The input START
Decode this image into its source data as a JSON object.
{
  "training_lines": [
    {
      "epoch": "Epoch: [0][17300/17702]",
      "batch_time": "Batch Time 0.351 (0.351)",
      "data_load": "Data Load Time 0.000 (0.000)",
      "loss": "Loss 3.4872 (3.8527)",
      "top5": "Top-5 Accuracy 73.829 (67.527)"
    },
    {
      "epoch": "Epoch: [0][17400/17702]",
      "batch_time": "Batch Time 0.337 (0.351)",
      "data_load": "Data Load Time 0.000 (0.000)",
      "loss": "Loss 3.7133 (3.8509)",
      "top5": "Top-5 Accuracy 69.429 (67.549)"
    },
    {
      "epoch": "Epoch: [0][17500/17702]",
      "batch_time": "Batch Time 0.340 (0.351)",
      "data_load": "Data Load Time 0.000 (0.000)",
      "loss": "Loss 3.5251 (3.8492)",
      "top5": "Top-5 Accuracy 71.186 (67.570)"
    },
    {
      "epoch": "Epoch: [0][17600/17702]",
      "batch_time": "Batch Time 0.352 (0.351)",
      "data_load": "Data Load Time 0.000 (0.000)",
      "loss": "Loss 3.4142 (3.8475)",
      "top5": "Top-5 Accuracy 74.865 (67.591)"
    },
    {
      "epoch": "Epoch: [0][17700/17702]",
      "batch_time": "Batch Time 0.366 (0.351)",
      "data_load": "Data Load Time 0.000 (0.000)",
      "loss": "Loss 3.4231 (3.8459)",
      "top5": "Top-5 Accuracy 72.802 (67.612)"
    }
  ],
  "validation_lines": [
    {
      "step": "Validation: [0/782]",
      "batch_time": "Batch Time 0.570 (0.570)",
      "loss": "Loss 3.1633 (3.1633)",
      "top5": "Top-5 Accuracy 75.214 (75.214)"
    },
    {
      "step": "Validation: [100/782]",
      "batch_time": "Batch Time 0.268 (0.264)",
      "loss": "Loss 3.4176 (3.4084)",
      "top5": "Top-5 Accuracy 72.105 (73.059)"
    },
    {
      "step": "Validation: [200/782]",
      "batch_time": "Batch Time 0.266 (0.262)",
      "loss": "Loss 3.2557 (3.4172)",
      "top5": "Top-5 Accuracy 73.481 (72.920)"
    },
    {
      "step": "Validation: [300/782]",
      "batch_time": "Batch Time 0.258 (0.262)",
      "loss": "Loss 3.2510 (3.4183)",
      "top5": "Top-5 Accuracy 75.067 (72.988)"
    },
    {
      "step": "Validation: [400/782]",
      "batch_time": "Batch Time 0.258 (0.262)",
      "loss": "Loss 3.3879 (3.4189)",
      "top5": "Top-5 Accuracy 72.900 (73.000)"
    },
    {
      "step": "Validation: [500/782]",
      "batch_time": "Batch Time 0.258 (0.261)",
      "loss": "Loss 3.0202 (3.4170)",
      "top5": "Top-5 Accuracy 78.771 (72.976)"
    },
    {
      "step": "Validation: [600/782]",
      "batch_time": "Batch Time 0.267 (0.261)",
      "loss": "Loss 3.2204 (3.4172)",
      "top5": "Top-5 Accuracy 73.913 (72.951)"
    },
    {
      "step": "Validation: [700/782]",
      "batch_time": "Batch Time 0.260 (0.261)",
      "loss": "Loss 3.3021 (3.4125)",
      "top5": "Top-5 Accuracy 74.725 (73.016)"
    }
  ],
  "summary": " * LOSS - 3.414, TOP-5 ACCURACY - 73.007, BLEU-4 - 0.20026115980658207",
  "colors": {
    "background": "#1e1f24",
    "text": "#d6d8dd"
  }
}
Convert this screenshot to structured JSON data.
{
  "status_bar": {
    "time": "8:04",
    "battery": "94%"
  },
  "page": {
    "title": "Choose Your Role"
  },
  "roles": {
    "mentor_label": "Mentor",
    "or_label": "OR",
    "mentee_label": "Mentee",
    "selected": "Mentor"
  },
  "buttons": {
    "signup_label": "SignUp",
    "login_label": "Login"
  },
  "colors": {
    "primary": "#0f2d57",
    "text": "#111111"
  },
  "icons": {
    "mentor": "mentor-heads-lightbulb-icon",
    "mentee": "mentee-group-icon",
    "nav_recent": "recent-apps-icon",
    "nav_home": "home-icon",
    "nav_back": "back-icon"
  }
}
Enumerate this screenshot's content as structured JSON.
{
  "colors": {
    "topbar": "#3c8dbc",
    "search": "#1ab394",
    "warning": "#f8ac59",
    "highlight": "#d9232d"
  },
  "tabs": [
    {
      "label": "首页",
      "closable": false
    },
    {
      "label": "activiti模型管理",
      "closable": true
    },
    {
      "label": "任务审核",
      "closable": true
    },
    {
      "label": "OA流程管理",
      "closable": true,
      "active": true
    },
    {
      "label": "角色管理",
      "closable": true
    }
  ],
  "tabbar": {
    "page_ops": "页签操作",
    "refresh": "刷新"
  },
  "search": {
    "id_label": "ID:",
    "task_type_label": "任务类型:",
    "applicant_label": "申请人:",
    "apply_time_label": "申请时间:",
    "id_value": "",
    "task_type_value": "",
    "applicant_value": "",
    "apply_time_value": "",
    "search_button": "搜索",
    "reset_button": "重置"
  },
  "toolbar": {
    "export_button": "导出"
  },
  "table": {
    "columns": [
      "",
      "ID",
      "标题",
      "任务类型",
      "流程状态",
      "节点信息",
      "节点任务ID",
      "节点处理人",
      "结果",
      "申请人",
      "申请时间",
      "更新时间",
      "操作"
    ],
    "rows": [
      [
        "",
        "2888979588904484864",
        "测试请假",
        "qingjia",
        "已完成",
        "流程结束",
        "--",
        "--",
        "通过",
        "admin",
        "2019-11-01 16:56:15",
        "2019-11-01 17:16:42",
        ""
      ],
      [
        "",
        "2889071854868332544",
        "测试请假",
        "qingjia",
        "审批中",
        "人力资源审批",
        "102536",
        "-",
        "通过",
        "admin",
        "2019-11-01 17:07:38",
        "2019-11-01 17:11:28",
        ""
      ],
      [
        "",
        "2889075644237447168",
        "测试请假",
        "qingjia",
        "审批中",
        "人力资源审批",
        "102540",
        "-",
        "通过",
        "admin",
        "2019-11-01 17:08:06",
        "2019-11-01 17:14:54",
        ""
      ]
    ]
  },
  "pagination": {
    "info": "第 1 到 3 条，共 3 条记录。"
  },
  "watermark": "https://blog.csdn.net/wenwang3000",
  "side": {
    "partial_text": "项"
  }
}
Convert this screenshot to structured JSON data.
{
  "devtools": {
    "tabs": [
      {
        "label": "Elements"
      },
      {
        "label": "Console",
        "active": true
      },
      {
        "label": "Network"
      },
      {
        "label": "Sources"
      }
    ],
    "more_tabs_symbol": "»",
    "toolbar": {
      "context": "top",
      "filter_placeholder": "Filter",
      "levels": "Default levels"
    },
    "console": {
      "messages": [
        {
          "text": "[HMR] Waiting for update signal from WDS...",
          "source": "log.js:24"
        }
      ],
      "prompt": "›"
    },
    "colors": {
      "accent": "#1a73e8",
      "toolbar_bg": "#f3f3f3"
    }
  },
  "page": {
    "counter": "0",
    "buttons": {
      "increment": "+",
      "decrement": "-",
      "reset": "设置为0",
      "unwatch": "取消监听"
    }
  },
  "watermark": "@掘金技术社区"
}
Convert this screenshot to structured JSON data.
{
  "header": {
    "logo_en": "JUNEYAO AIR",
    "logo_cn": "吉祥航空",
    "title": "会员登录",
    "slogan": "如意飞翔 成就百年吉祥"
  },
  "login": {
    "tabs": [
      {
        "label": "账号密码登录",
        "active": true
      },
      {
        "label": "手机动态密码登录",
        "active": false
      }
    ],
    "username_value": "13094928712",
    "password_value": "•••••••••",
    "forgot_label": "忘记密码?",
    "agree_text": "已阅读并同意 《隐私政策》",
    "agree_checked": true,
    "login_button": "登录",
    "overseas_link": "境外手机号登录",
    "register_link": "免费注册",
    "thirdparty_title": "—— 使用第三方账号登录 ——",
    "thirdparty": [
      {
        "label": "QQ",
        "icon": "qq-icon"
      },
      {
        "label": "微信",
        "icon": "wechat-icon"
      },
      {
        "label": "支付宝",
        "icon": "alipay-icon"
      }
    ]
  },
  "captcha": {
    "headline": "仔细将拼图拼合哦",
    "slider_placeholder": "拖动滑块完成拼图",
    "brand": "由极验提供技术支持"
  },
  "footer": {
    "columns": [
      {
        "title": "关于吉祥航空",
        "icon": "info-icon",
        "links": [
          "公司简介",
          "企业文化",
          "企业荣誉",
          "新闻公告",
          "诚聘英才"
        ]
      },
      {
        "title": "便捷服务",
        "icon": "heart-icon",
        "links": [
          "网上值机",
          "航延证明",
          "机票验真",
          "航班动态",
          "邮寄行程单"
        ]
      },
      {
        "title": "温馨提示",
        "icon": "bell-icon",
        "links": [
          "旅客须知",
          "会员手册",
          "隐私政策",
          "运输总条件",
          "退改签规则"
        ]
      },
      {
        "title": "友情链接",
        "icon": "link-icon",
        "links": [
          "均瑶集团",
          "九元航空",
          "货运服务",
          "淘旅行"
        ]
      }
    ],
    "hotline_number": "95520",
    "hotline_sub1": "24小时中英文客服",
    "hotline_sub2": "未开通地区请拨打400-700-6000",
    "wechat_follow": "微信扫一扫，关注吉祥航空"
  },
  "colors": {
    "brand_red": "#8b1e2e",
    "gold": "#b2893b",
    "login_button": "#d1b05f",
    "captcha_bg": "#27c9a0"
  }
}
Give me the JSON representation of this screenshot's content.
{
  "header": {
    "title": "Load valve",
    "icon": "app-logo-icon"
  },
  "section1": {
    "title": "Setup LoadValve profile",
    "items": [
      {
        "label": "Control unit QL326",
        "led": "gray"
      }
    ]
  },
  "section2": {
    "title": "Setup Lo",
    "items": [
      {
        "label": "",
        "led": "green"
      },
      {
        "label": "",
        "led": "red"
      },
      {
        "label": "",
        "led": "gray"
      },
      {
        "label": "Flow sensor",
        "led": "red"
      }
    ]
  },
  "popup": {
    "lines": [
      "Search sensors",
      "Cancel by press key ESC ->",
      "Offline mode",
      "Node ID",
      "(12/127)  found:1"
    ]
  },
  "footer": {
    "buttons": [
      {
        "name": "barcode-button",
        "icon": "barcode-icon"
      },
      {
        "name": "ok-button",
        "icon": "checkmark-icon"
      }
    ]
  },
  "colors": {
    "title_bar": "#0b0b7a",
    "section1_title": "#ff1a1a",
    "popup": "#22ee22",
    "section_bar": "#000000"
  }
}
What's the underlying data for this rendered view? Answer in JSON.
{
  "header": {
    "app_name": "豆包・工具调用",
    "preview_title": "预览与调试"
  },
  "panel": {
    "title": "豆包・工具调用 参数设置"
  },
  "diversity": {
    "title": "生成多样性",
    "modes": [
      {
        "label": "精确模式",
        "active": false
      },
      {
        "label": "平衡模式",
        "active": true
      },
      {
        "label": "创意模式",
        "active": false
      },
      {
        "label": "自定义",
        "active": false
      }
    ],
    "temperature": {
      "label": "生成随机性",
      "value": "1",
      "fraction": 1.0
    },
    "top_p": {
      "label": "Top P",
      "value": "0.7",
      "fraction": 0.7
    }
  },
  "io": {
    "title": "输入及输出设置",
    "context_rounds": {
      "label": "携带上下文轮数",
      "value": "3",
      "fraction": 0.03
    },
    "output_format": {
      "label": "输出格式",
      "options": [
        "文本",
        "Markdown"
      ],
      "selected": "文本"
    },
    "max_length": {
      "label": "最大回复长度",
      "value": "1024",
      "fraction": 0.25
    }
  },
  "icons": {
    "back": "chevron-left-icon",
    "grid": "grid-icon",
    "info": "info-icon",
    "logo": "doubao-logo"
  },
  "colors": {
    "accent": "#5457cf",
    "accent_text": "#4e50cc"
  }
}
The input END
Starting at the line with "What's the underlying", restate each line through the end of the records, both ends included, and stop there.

What's the underlying data for this rendered view? Answer in JSON.
{
  "header": {
    "app_name": "豆包・工具调用",
    "preview_title": "预览与调试"
  },
  "panel": {
    "title": "豆包・工具调用 参数设置"
  },
  "diversity": {
    "title": "生成多样性",
    "modes": [
      {
        "label": "精确模式",
        "active": false
      },
      {
        "label": "平衡模式",
        "active": true
      },
      {
        "label": "创意模式",
        "active": false
      },
      {
        "label": "自定义",
        "active": false
      }
    ],
    "temperature": {
      "label": "生成随机性",
      "value": "1",
      "fraction": 1.0
    },
    "top_p": {
      "label": "Top P",
      "value": "0.7",
      "fraction": 0.7
    }
  },
  "io": {
    "title": "输入及输出设置",
    "context_rounds": {
      "label": "携带上下文轮数",
      "value": "3",
      "fraction": 0.03
    },
    "output_format": {
      "label": "输出格式",
      "options": [
        "文本",
        "Markdown"
      ],
      "selected": "文本"
    },
    "max_length": {
      "label": "最大回复长度",
      "value": "1024",
      "fraction": 0.25
    }
  },
  "icons": {
    "back": "chevron-left-icon",
    "grid": "grid-icon",
    "info": "info-icon",
    "logo": "doubao-logo"
  },
  "colors": {
    "accent": "#5457cf",
    "accent_text": "#4e50cc"
  }
}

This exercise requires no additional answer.